Yield losses as high as 60% in cereals have occurred. One study indicated that 10 thistle shoots per square metre (sq. yd.) reduced barley yields by roughly 20%. Another showed that 2 thistle shoots per square metre (sq. yd.) reduced wheat yields by about 15%. Ten shoots per square metre (sq. yd.) can reduce winter wheat yields by about 20%.
Canada thistle requires a multi-year, integrated control strategy. This could include tillage, patch mowing, in-crop herbicides, and pre-harvest and post- harvest herbicides. The plan must include proper crop rotation. Avoid crops with poor competitive ability and no in-crop herbicide options (e.g., lentils, field peas). The key to control is recognizing the problem and being persistent with control measures.
A typical seedling in the 2-leaf stage, 14 days after emergence, will have a root that is 15 cm (6 in.) long, with as many as 18 lateral roots. At this early stage, it does not have a perennial root, so it can be killed by cultivation. However, a 3-week-old seedling can regenerate after the top-growth is clipped. Seedlings are also controlled easily with herbicides.
Tillage in late fall gives poor to excellent control. Late fall tillage, on average, reduces the number of shoots by 20%. The following season most shoots on fall tilled fields emerge 1 month later than do shoots on un-tilled fields. This delay in emergence can give the crop a strong competitive advantage. However, tillage can also aggravate a thistle problem. Small fragments often survive adverse conditions. Under favourable conditions, even a 1.25 cm (1/2 in.) length of root can generate new growth.

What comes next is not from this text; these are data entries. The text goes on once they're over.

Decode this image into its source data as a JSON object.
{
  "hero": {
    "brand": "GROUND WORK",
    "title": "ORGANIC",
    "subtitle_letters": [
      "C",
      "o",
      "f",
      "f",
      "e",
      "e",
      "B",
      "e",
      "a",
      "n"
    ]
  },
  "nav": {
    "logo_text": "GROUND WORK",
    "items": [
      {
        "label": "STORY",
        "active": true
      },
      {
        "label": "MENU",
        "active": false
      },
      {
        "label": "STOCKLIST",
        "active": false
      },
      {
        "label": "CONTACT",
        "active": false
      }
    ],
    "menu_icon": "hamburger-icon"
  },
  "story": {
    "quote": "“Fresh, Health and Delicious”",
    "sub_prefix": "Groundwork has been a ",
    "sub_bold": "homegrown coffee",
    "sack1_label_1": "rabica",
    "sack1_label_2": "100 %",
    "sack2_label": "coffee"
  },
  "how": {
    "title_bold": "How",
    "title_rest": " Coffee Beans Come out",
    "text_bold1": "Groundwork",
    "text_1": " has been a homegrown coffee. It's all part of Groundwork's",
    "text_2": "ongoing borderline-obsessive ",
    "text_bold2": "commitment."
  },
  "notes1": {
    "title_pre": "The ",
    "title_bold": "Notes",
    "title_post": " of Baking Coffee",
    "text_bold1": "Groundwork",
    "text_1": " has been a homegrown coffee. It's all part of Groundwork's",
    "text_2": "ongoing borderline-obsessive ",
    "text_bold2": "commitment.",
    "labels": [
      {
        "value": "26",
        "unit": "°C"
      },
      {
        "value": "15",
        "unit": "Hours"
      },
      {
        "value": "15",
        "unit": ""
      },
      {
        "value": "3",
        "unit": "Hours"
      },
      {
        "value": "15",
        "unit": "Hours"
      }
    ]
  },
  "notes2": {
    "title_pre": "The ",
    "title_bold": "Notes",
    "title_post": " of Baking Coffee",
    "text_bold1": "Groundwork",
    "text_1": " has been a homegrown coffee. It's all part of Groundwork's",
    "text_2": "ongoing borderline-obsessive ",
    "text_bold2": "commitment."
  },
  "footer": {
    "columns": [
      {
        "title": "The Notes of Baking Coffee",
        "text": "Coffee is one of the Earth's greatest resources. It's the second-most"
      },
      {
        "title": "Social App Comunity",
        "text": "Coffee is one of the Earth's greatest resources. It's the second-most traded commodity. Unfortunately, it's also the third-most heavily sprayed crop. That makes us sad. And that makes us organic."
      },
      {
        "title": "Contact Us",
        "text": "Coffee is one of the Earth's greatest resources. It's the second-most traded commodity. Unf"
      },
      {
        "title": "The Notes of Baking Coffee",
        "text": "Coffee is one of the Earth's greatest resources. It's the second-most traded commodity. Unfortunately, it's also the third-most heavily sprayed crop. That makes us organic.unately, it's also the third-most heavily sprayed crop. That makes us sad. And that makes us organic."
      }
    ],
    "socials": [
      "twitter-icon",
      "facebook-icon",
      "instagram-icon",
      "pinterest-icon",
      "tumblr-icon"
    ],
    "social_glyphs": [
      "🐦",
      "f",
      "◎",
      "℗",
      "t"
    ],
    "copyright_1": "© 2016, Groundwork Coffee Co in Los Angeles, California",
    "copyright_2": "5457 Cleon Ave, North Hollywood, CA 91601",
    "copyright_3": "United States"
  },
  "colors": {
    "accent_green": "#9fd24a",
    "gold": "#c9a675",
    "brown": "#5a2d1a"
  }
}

The top growth can be controlled in a number of crops by spraying broadleaf herbicides that suppress growth. Once absorbed, they move through the plant to the growing points in the shoots and roots. Because Canada thistle has a massive capacity to produce roots and shoots eventually growing up as new plants, killing the top-growth is like giving thistle a haircut. The only way to control the entire root system is to use a herbicide that translocates deeply into the roots. Pre-harvest glyphosate and herbicides containing clopyralid are effective at controlling Canada thistle.
A strong competitor for light, moisture and nutrients, Canada thistle can cause greater crop losses than any other broadleaf weed in Western Canada.